Women with a Cause: Mary Lee Eggart
Photo by Jeannie Frey Rhodes
Cause: Preservation of art, architecture and history of Sacred Heart of Jesus Catholic Church
Sacred Heart Church is as much a part of Mary Lee Eggart’s personal history as it is a part of Baton Rouge’s history.
The artist and third-generation parishioner followed her mother and grandmother into lay-ministry roles at the Mid City church, and an inherited passion for preserving the past led Eggart to her current position as the congregation’s historian and archivist in 1999.
The role is rich with meaning for someone whose family members watched as the elaborate murals and paintings came to life inside Sacred Heart’s sanctuary in the 1940s. Eggart played an important part in having those very paintings, which had been created by a visiting European monk, restored in a painstaking multiyear art conservation process. Today, the images of angels and saints look out on worshippers with all the majesty that they first possessed 70 years ago.
“I’m trying to keep alive those things that defined our past and made us who we are,” says Eggart. “So many Sacred Heart families helped to build Baton Rouge.

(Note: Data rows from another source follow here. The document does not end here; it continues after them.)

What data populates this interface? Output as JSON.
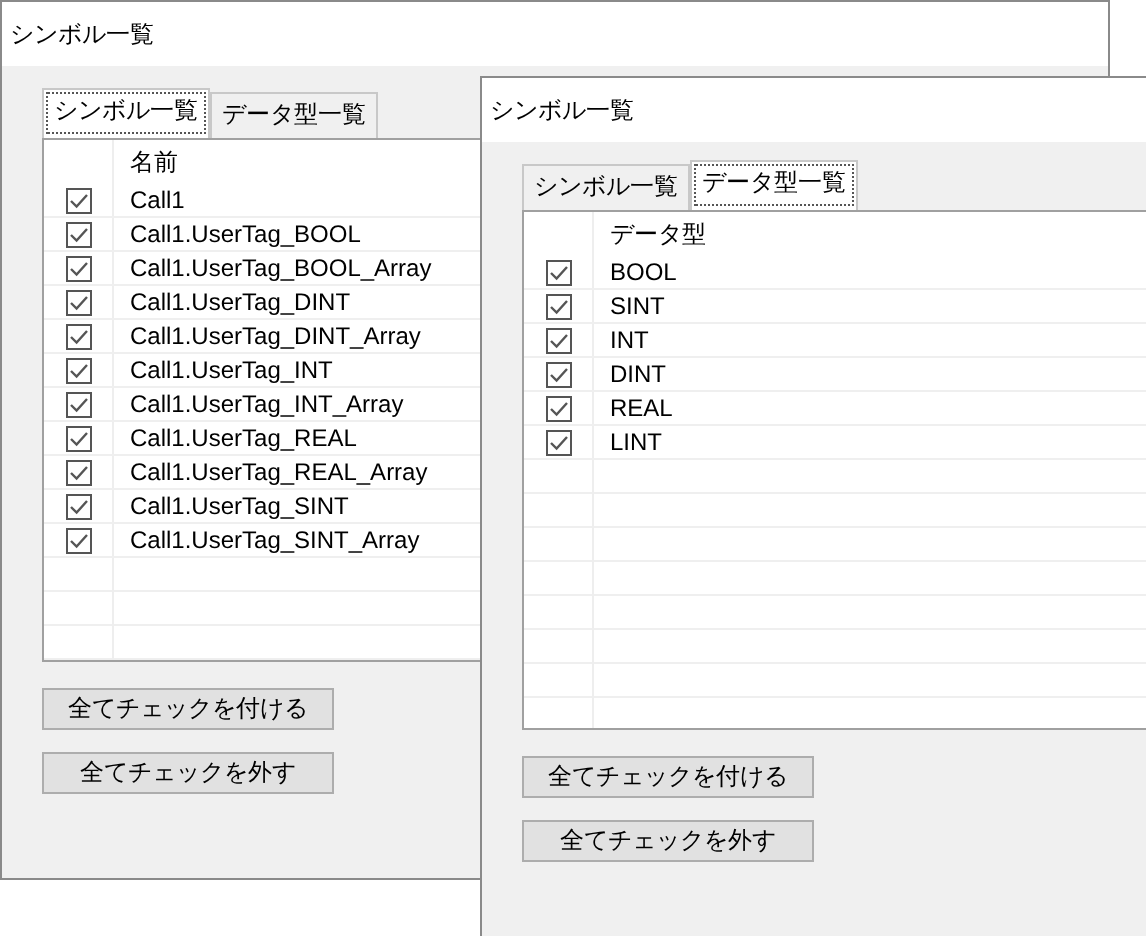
{
  "windows": [
    {
      "title": "シンボル一覧",
      "tabs": [
        {
          "label": "シンボル一覧",
          "selected": true
        },
        {
          "label": "データ型一覧",
          "selected": false
        }
      ],
      "column": "名前",
      "rows": [
        {
          "checked": true,
          "name": "Call1"
        },
        {
          "checked": true,
          "name": "Call1.UserTag_BOOL"
        },
        {
          "checked": true,
          "name": "Call1.UserTag_BOOL_Array"
        },
        {
          "checked": true,
          "name": "Call1.UserTag_DINT"
        },
        {
          "checked": true,
          "name": "Call1.UserTag_DINT_Array"
        },
        {
          "checked": true,
          "name": "Call1.UserTag_INT"
        },
        {
          "checked": true,
          "name": "Call1.UserTag_INT_Array"
        },
        {
          "checked": true,
          "name": "Call1.UserTag_REAL"
        },
        {
          "checked": true,
          "name": "Call1.UserTag_REAL_Array"
        },
        {
          "checked": true,
          "name": "Call1.UserTag_SINT"
        },
        {
          "checked": true,
          "name": "Call1.UserTag_SINT_Array"
        }
      ],
      "buttons": [
        "全てチェックを付ける",
        "全てチェックを外す"
      ]
    },
    {
      "title": "シンボル一覧",
      "tabs": [
        {
          "label": "シンボル一覧",
          "selected": false
        },
        {
          "label": "データ型一覧",
          "selected": true
        }
      ],
      "column": "データ型",
      "rows": [
        {
          "checked": true,
          "name": "BOOL"
        },
        {
          "checked": true,
          "name": "SINT"
        },
        {
          "checked": true,
          "name": "INT"
        },
        {
          "checked": true,
          "name": "DINT"
        },
        {
          "checked": true,
          "name": "REAL"
        },
        {
          "checked": true,
          "name": "LINT"
        }
      ],
      "buttons": [
        "全てチェックを付ける",
        "全てチェックを外す"
      ]
    }
  ]
}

This church reaches far out into the community.”
During her tenure as archivist, Eggart has led tours, written a book on the church’s history, painted an original design on each year’s paschal candle, and consulted on renovation projects. Her behind-the-scenes efforts came to the forefront in October at a program that brought in speakers including nieces of the founding pastor, a great-grandson of the building’s architect, and an expert on the ornate murals. More than 300 people attended, including the son of the man who laid the tiles on the campanile’s bell-shaped cupola, along with an artisan who had done the original plaster work.
“People came early to look at the church, and they lingered afterward,” Eggart says. “They talked about having gone to school here or family members who got married here. Sacred Heart is so much of a family.”
The public event was part of the church’s current push to reintroduce itself to members of the community who may not be aware of its historic significance. “We feel like we have this hidden gem in the middle of the city,” Eggart says. “People pass by, but they have no idea what’s in here.”
Church leaders plan to take on more restoration projects and make “exciting changes to our campus to make it more suited to our current and future needs,” she says. After all, as she recognizes, the future and the past are woven together in this tapestry of faith.
“The church is the physical embodiment of the people who built it,” she says. “They built the church as a gift to God and a gift to us as well, because we are the future they were building it for.”
What do you love about your volunteer efforts?
Researching the history of the parish and the building of the church is a bit like being a detective, following clues and putting the pieces together. Most rewarding is when someone with a connection to Sacred Heart contacts us to tell us their piece of the story.
How is your cause making a difference?
I believe it deepens our current parishioners’ commitment to the parish to know about the contributions of its founders. They overcame so many obstacles and created a vital community based on love of God and love of neighbor.
What is something we don’t know about your cause?
We maintain a Facebook page (facebook.com/SacredHeartChurchBatonRougeArchives) and share great old photos.